Rick Santorum cannot take the oath of office as President of the United States, even if he managed a modest majority as Republican Party candidate for the office. He has stated, openly and honestly, that he has no intention of preserving, protecting, and defending the Constitution of the United States of America.
Santorum has said in public that John F. Kennedy's speech in Houston, Texas in 1960, makes him want to throw up. That was the speech when Kennedy, a Roman Catholic, promised an audience of Protestant clergy "I believe in an America that is officially neither Catholic, Protestant, nor Jewish; where no public official either requests or accepts instructions on public policy from the pope, the National Council of Churches or any other ecclesiastical source; where no religious body seeks to impose its will directly or indirectly upon the general poulace or the public acts of its officials."
So, that makes Santorum want to throw up. It would therefore be more than fair to infer that Santorum believed in an America has an official religion, which he would undoubtedly prefer to be his own, Catholic, faith.
Santorum believes in an America where public officials routinely request and accept instructions on public policy from ecclesiastical sources. In Santorum's case, once again, that would be the Pope, and the subordinate Princes of the Roman Catholic Church.
Santorum believes in an America where religious bodies, as a matter of course, seek to impose their will directly or indirectly upon the general populace and the public acts of officials.
Of course Santorum, being a wily politician, does not put it in quite those words. Santorum said that Kennedy had said "only people of non-faith can come into the public square and make their case." That is the way Santorum characterizes what John F. Kennedy says in Houston. But it was Kennedy's speech that Santorum said makes him want to throw up.
Kennedy, of course, said nothing of the kind. Kennedy did not say that the National Council of Churches, or the Roman Catholic Church, should shut up on questions of public policy. He said that no public official should seek or accept INSTRUCTIONS from ecclesiastical bodies.

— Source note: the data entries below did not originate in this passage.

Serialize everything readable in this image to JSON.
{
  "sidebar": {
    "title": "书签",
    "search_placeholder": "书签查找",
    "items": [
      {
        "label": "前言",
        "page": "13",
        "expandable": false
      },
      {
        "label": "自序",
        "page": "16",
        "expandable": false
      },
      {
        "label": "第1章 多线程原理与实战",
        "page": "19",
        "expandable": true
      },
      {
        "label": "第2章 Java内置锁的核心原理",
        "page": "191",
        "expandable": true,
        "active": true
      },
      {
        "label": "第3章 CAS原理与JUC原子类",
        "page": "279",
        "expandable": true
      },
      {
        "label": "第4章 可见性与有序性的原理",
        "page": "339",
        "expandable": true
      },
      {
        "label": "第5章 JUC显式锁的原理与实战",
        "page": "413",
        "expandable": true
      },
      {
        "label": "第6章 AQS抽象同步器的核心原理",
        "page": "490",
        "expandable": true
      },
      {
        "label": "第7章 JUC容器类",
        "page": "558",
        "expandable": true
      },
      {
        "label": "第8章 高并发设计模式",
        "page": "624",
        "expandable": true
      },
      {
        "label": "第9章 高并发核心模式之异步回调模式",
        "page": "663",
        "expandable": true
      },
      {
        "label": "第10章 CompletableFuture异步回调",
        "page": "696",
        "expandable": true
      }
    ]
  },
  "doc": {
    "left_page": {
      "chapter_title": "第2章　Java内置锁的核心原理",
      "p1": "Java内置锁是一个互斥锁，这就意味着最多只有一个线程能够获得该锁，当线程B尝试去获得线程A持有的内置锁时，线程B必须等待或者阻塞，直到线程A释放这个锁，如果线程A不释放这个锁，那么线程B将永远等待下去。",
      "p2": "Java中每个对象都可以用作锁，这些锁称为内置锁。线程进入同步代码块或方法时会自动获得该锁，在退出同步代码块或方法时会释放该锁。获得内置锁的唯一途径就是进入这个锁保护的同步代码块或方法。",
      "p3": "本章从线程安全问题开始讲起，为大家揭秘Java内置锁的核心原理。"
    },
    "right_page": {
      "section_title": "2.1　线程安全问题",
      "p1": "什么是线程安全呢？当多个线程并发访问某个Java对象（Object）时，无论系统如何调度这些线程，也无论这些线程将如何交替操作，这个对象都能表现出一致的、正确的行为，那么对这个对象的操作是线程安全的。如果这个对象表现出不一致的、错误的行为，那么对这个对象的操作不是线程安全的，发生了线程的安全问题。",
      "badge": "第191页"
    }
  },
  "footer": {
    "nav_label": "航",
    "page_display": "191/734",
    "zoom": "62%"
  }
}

In the long history of Roman Catholic presence in our constitutional republic, there have always been those adherents of that church who considered it an infringement upon their "freedom of religion" that the various levels of government DO NOT seek or accept instruction from ecclesiastical authorities. After all, the bishops of Rome have always claimed such authority. To deny their claim has even been framed as the essence of "anti-Catholic bigotry."

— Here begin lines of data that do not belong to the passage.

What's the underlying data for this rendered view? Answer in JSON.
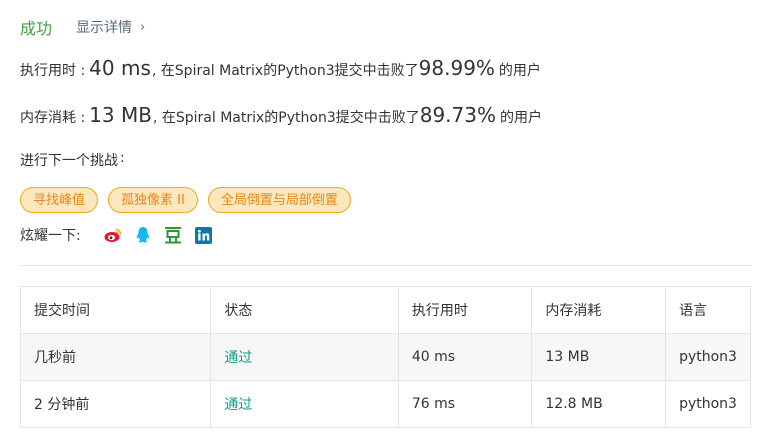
{
  "header": {
    "status": "成功",
    "detail_link": "显示详情"
  },
  "runtime": {
    "label": "执行用时 :",
    "value": "40 ms",
    "middle": ", 在Spiral Matrix的Python3提交中击败了",
    "percent": "98.99%",
    "suffix": "的用户"
  },
  "memory": {
    "label": "内存消耗 :",
    "value": "13 MB",
    "middle": ", 在Spiral Matrix的Python3提交中击败了",
    "percent": "89.73%",
    "suffix": "的用户"
  },
  "next_challenge": {
    "label": "进行下一个挑战",
    "colon": ":",
    "tags": [
      "寻找峰值",
      "孤独像素 II",
      "全局倒置与局部倒置"
    ]
  },
  "share": {
    "label": "炫耀一下:",
    "icons": [
      "weibo-icon",
      "qq-icon",
      "douban-icon",
      "linkedin-icon"
    ]
  },
  "table": {
    "headers": [
      "提交时间",
      "状态",
      "执行用时",
      "内存消耗",
      "语言"
    ],
    "rows": [
      [
        "几秒前",
        "通过",
        "40 ms",
        "13 MB",
        "python3"
      ],
      [
        "2 分钟前",
        "通过",
        "76 ms",
        "12.8 MB",
        "python3"
      ]
    ]
  },
  "colors": {
    "success": "#43a047",
    "tag_border": "#f5a623",
    "tag_bg": "#fde7bd",
    "tag_text": "#e6881c",
    "status_link": "#0f9d8a",
    "weibo": "#e6162d",
    "qq": "#12b7f5",
    "douban": "#2e963d",
    "linkedin": "#0e76a8"
  }
}
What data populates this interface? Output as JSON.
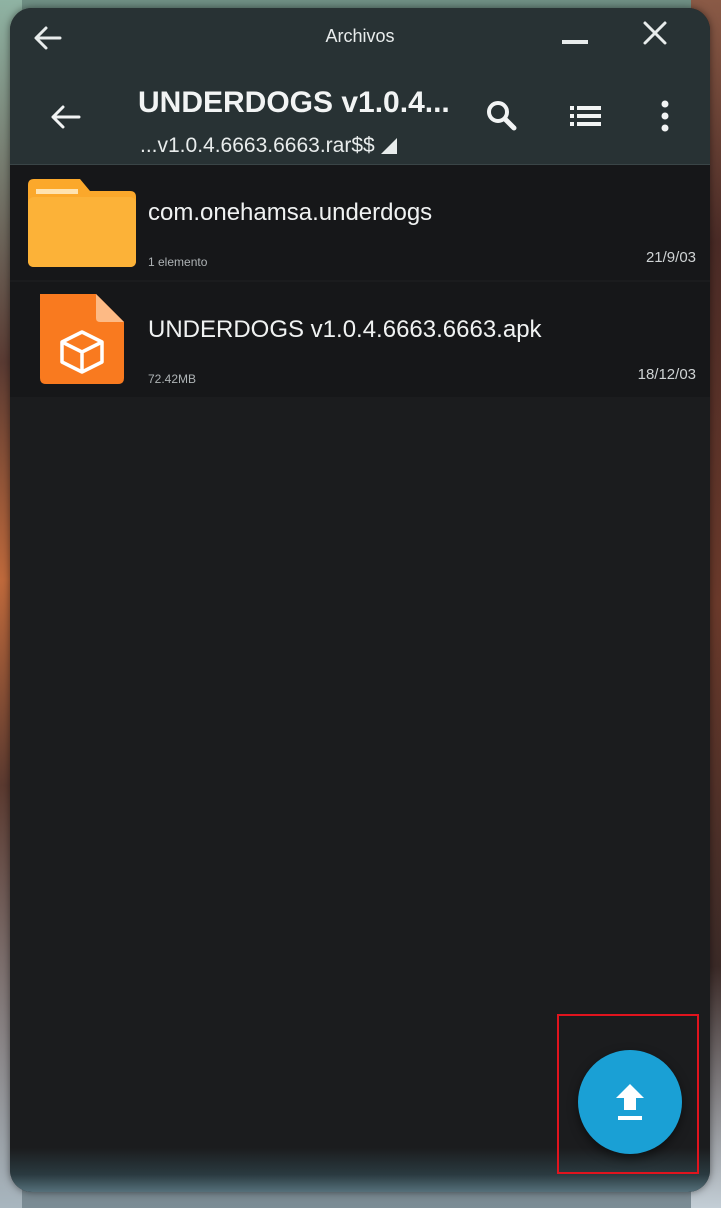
{
  "titlebar": {
    "title": "Archivos"
  },
  "toolbar": {
    "title": "UNDERDOGS v1.0.4...",
    "subtitle": "...v1.0.4.6663.6663.rar$$"
  },
  "files": [
    {
      "name": "com.onehamsa.underdogs",
      "meta": "1 elemento",
      "date": "21/9/03",
      "icon": "folder-icon"
    },
    {
      "name": "UNDERDOGS v1.0.4.6663.6663.apk",
      "meta": "72.42MB",
      "date": "18/12/03",
      "icon": "apk-package-icon"
    }
  ],
  "fab": {
    "icon": "upload-icon"
  },
  "colors": {
    "toolbar": "#283234",
    "list_background": "#161719",
    "folder": "#fba82b",
    "apk": "#f97a1f",
    "fab": "#1aa0d5",
    "highlight": "#e0141e"
  }
}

Santorum is apparently one of those who cannot accept that the Roman Catholic Church and its adherents have EQUAL rights in the public square to voice their opinions. It makes him want to throw up that his church should not have a dominant place at the head of the table. He has a First Amendment right to believe and to say that. He can say that our constitutional system of government is morally flawed and should be replaced. But he can't take the oath of office if he believes what he says he believes.
If Rick Santorum should ever (may God forbid) have the opportunity to take the oath of office as President of the United States, if he should place his hand on a Bible and raise his right hand, promising to "preserve, protect and defend the Constitution of the United States of America," he will be lying.
As John F. Kennedy said, on his own behalf, that day in Houston, to place his hand on the Bible, and take that oath, then break his promise, would be a sin against God.